The PostGIS development team is pleased to provide bug fix release 2.3.6 and 2.4.3 for the 2.3 and 2.4 stable branches.
Key fixes in these releases are Brin upgrade, ST_Transform schema qualification to fix issues with restore, foreign table, and materialized view use, ClusterKMeans and encoded polyline fixes.
View all closed tickets for 2.4.3 and 2.3.6.
After installing the binaries or after running pg_upgrade, make sure to do:
ALTER EXTENSION postgis UPDATE;
— if you use the other extensions packaged with postgis — make sure to upgrade those as well
ALTER EXTENSION postgis_sfcgal UPDATE; ALTER EXTENSION postgis_topology UPDATE; ALTER EXTENSION postgis_tiger_geocoder UPDATE;
If you use legacy.sql or legacy_minimal.sql, make sure to rerun the version packaged with these releases.
The PostGIS development team has uploaded bug fix releases for the 2.3 and 2.4 stable branches.
The PostGIS development team has uploaded bug fix releases for the 2.2, 2.3 and 2.4 stable branches.
If you are upgrading from an existing PostGIS install, make sure after installing PostGIS binaries to do.
ALTER EXTENSION postgis UPDATE;
— if you have additional postgishy extensions below upgrade them too
ALTER EXTENSION postgis_sfcgal UPDATE; ALTER EXTENSION postgis_topology UPDATE; ALTER EXTENSION postgis_tiger_geocoder UPDATE; ALTER EXTENSION pgrouting UPDATE;
In order to have Map Box Vector Tiles support enabled, you’ll need to compile with protobuf support
and pkg-config to verify the correct minimum version of protobuf-c see protobuf
function will not be enabled if PostGIS is compiled with lower than GEOS 3.7.0.
GEOS 3.7.0 is not released yet but is expected sometime next month.
As of PostGIS 2.3, the postgis extension was changed to no longer allow relocation. All function calls within the extension are now schema qualified.
While this change fixed some issues with database restore, it created the issue of if you installed PostGIS in a schema other than the one you wanted to it is not intuitive how to move it to a different schema. Luckily there is a way to do this.

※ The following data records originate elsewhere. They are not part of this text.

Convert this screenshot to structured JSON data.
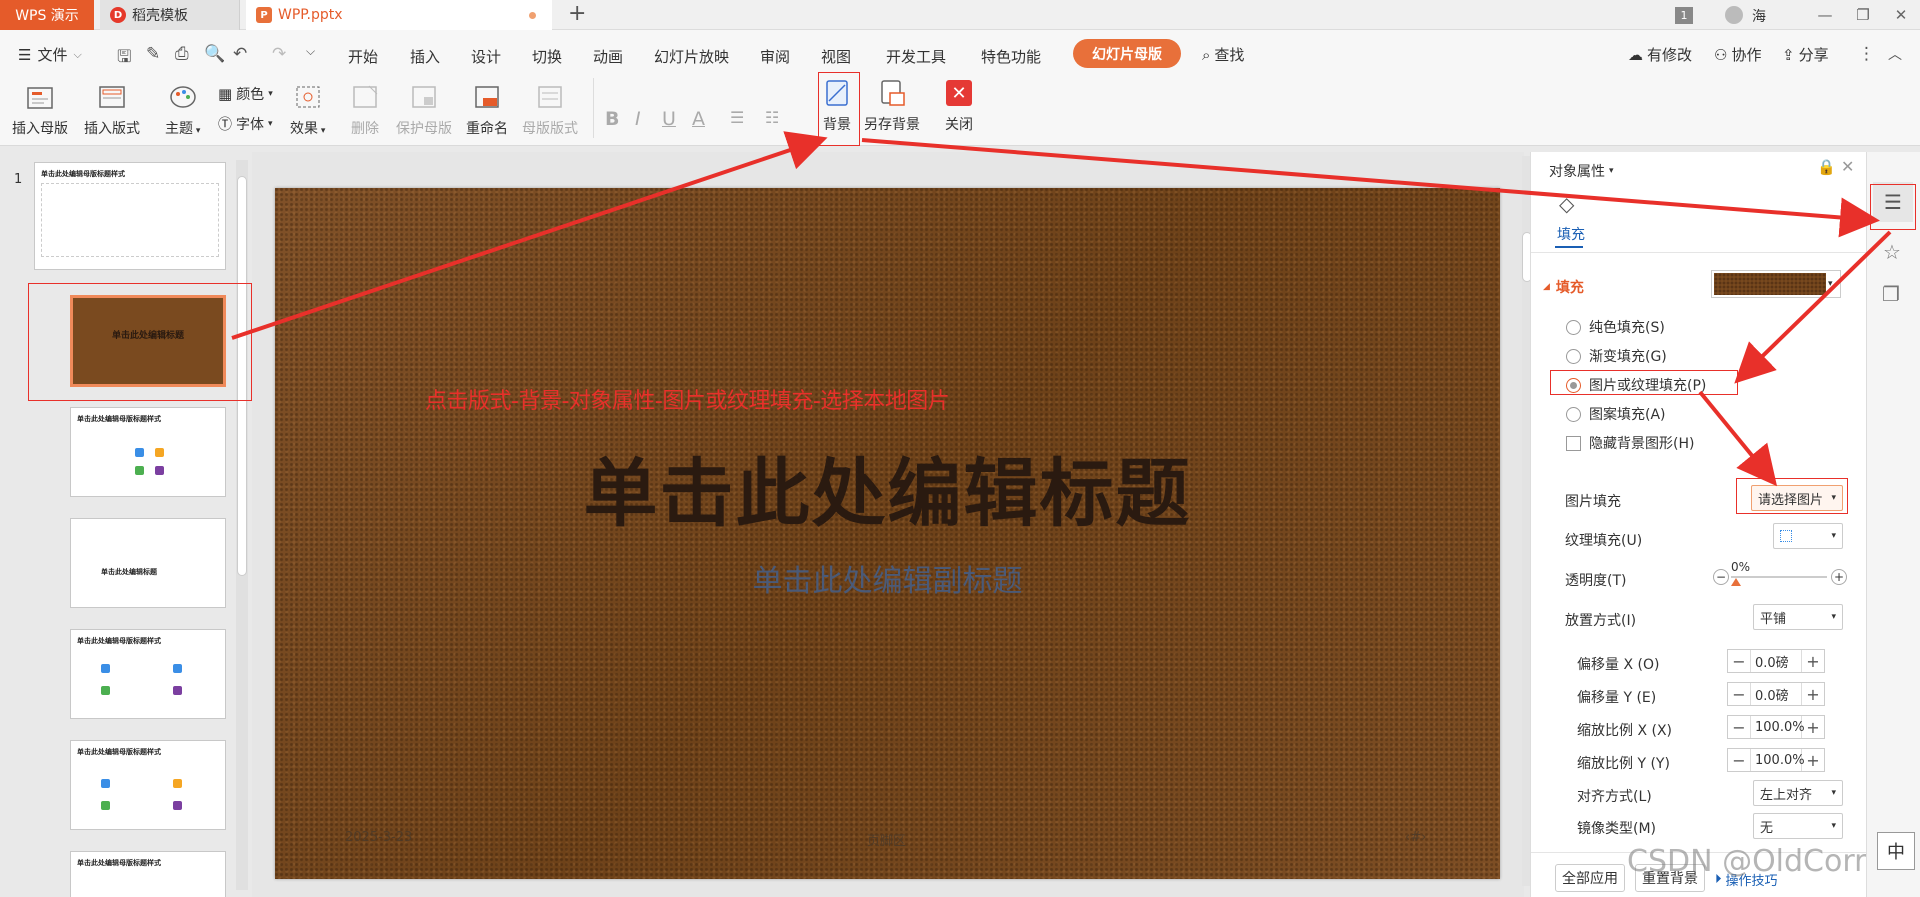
{
  "titlebar": {
    "brand": "WPS 演示",
    "tab1": "稻壳模板",
    "tab2": "WPP.pptx",
    "new_tab": "+",
    "page_num": "1",
    "user": "海",
    "min": "—",
    "restore": "❐",
    "close": "✕"
  },
  "menu": {
    "file": "文件",
    "items": [
      "开始",
      "插入",
      "设计",
      "切换",
      "动画",
      "幻灯片放映",
      "审阅",
      "视图",
      "开发工具",
      "特色功能"
    ],
    "active": "幻灯片母版",
    "search": "查找",
    "modified": "有修改",
    "collab": "协作",
    "share": "分享",
    "more": "⋮",
    "collapse": "︿"
  },
  "ribbon": {
    "insert_master": "插入母版",
    "insert_layout": "插入版式",
    "theme": "主题",
    "color": "颜色",
    "font": "字体",
    "effect": "效果",
    "delete": "删除",
    "protect": "保护母版",
    "rename": "重命名",
    "master_layout": "母版版式",
    "bold": "B",
    "italic": "I",
    "underline": "U",
    "fontcolor": "A",
    "background": "背景",
    "save_bg": "另存背景",
    "close": "关闭"
  },
  "thumbs": {
    "number": "1",
    "t1": "单击此处编辑母版标题样式",
    "t2": "单击此处编辑标题",
    "t3": "单击此处编辑母版标题样式",
    "t4": "单击此处编辑标题",
    "t5": "单击此处编辑母版标题样式",
    "t6": "单击此处编辑母版标题样式",
    "t7": "单击此处编辑母版标题样式"
  },
  "slide": {
    "annotation": "点击版式-背景-对象属性-图片或纹理填充-选择本地图片",
    "title": "单击此处编辑标题",
    "subtitle": "单击此处编辑副标题",
    "date": "2025-3-23",
    "footer": "页脚区",
    "page": "‹#›"
  },
  "pane": {
    "header": "对象属性",
    "tab_fill": "填充",
    "section": "填充",
    "opt_solid": "纯色填充(S)",
    "opt_gradient": "渐变填充(G)",
    "opt_picture": "图片或纹理填充(P)",
    "opt_pattern": "图案填充(A)",
    "opt_hide": "隐藏背景图形(H)",
    "pic_fill_label": "图片填充",
    "pic_fill_value": "请选择图片",
    "texture_label": "纹理填充(U)",
    "transparency_label": "透明度(T)",
    "transparency_value": "0%",
    "placement_label": "放置方式(I)",
    "placement_value": "平铺",
    "offset_x_label": "偏移量 X (O)",
    "offset_x": "0.0磅",
    "offset_y_label": "偏移量 Y (E)",
    "offset_y": "0.0磅",
    "scale_x_label": "缩放比例 X (X)",
    "scale_x": "100.0%",
    "scale_y_label": "缩放比例 Y (Y)",
    "scale_y": "100.0%",
    "align_label": "对齐方式(L)",
    "align_value": "左上对齐",
    "mirror_label": "镜像类型(M)",
    "mirror_value": "无",
    "apply_all": "全部应用",
    "reset_bg": "重置背景",
    "tips": "操作技巧"
  },
  "watermark": "CSDN @OldCorrect",
  "ime": "中"
}
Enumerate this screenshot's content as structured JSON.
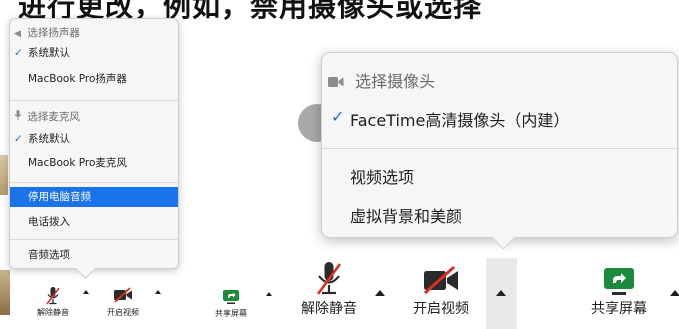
{
  "caption": {
    "text": "进行更改，例如，禁用摄像头或选择"
  },
  "audio_menu": {
    "speaker_header": "选择扬声器",
    "speaker_items": [
      {
        "label": "系统默认",
        "checked": true
      },
      {
        "label": "MacBook Pro扬声器",
        "checked": false
      }
    ],
    "mic_header": "选择麦克风",
    "mic_items": [
      {
        "label": "系统默认",
        "checked": true
      },
      {
        "label": "MacBook Pro麦克风",
        "checked": false
      }
    ],
    "actions": [
      {
        "label": "停用电脑音频",
        "highlighted": true
      },
      {
        "label": "电话拨入",
        "highlighted": false
      }
    ],
    "options_label": "音频选项"
  },
  "camera_menu": {
    "header": "选择摄像头",
    "camera_item": {
      "label": "FaceTime高清摄像头（内建）",
      "checked": true
    },
    "options_label": "视频选项",
    "background_label": "虚拟背景和美颜"
  },
  "toolbar_small": {
    "unmute_label": "解除静音",
    "start_video_label": "开启视频",
    "share_label": "共享屏幕"
  },
  "toolbar_large": {
    "unmute_label": "解除静音",
    "start_video_label": "开启视频",
    "share_label": "共享屏幕"
  },
  "colors": {
    "accent_blue": "#1a73e8",
    "mute_red": "#d93025",
    "share_green": "#1b8a3a",
    "menu_bg": "#f6f6f6"
  }
}
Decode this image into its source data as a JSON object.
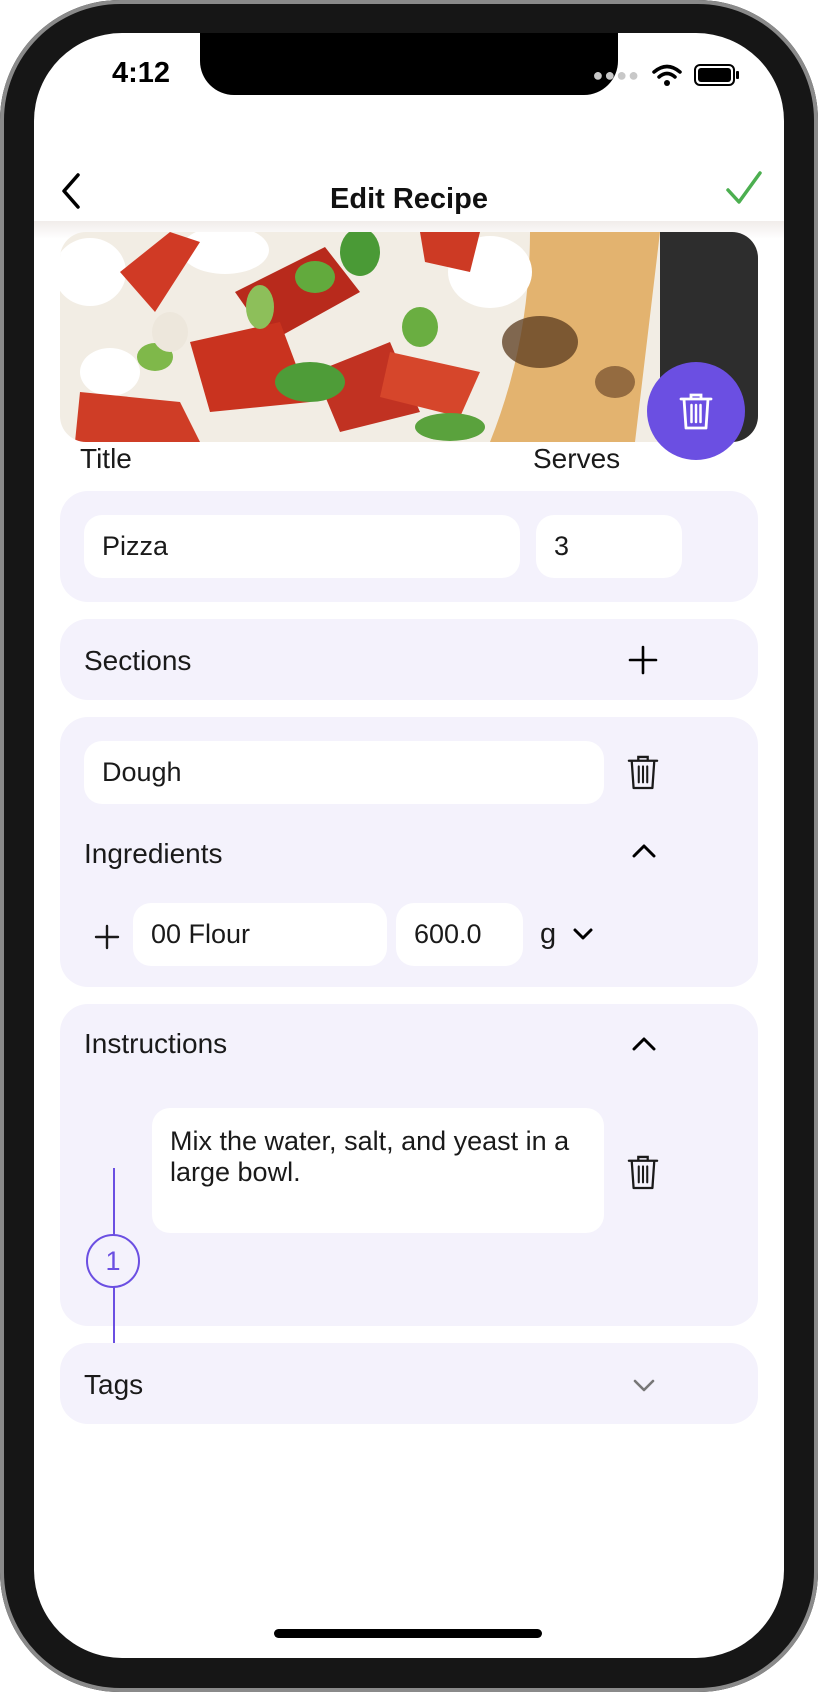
{
  "status_bar": {
    "time": "4:12"
  },
  "header": {
    "title": "Edit Recipe"
  },
  "colors": {
    "accent": "#6b4fe2",
    "confirm": "#4caf50",
    "card_bg": "#f4f2fc"
  },
  "labels": {
    "title": "Title",
    "serves": "Serves"
  },
  "recipe": {
    "title_value": "Pizza",
    "serves_value": "3"
  },
  "sections": {
    "label": "Sections"
  },
  "section": {
    "name_value": "Dough",
    "ingredients_label": "Ingredients",
    "ingredient": {
      "name": "00 Flour",
      "amount": "600.0",
      "unit": "g"
    }
  },
  "instructions": {
    "label": "Instructions",
    "steps": [
      {
        "number": "1",
        "text": "Mix the water, salt, and yeast in a large bowl."
      }
    ]
  },
  "tags": {
    "label": "Tags"
  },
  "icons": [
    "back-icon",
    "check-icon",
    "trash-icon",
    "plus-icon",
    "chevron-up-icon",
    "chevron-down-icon",
    "wifi-icon",
    "battery-icon"
  ]
}
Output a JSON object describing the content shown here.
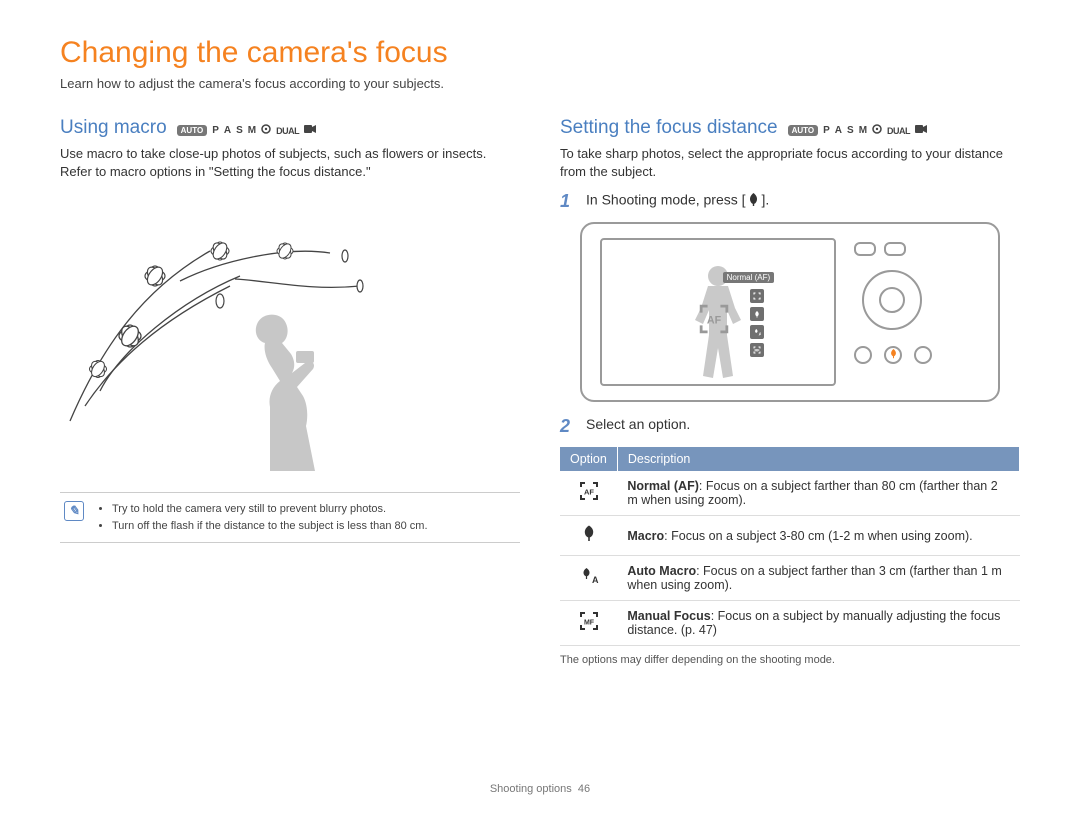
{
  "title": "Changing the camera's focus",
  "intro": "Learn how to adjust the camera's focus according to your subjects.",
  "modes_row": {
    "auto": "AUTO",
    "p": "P",
    "a": "A",
    "s": "S",
    "m": "M",
    "dual": "DUAL"
  },
  "left": {
    "heading": "Using macro",
    "body": "Use macro to take close-up photos of subjects, such as flowers or insects. Refer to macro options in \"Setting the focus distance.\"",
    "note1": "Try to hold the camera very still to prevent blurry photos.",
    "note2": "Turn off the flash if the distance to the subject is less than 80 cm."
  },
  "right": {
    "heading": "Setting the focus distance",
    "body": "To take sharp photos, select the appropriate focus according to your distance from the subject.",
    "step1_num": "1",
    "step1_pre": "In Shooting mode, press [",
    "step1_post": "].",
    "camera_tip": "Normal (AF)",
    "step2_num": "2",
    "step2_text": "Select an option.",
    "table": {
      "h_option": "Option",
      "h_desc": "Description",
      "r1_bold": "Normal (AF)",
      "r1_text": ": Focus on a subject farther than 80 cm (farther than 2 m when using zoom).",
      "r2_bold": "Macro",
      "r2_text": ": Focus on a subject 3-80 cm (1-2 m when using zoom).",
      "r3_bold": "Auto Macro",
      "r3_text": ": Focus on a subject farther than 3 cm (farther than 1 m when using zoom).",
      "r4_bold": "Manual Focus",
      "r4_text": ": Focus on a subject by manually adjusting the focus distance. (p. 47)"
    },
    "foot_note": "The options may differ depending on the shooting mode."
  },
  "footer": {
    "chapter": "Shooting options",
    "page_num": "46"
  }
}
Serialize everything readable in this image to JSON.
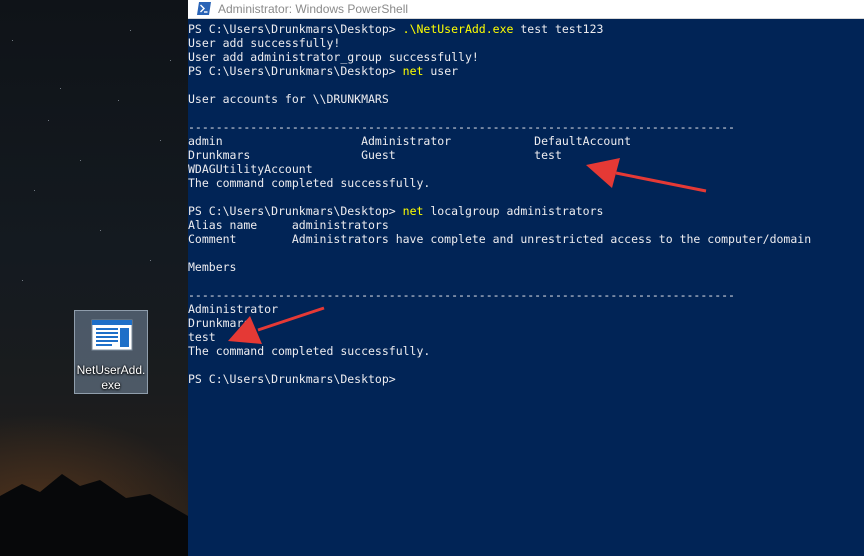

For this exercise, I will install PostGIS in the default schema and then demonstrate how to move it into another schema location.
You can run these steps using psql or pgAdmin or any other PostgreSQL tool you want.
Nautilytics is a small data visualization and GIS startup based out of Boston, MA. We use PostGIS and PostgreSQL, among other open-source tools to build powerful web applications for US government organizations, public, and private sector companies.
I used extensively postgis (+ecosystem) for my phd thesis, in several ways. The first is that PostGIS is a good steady horse (elephant?): a database is the perfect place to store a lot of very different information in the same place and put them in relation. For geospatial data, postgis means you always have a way to put data in relation (are they at the same place?).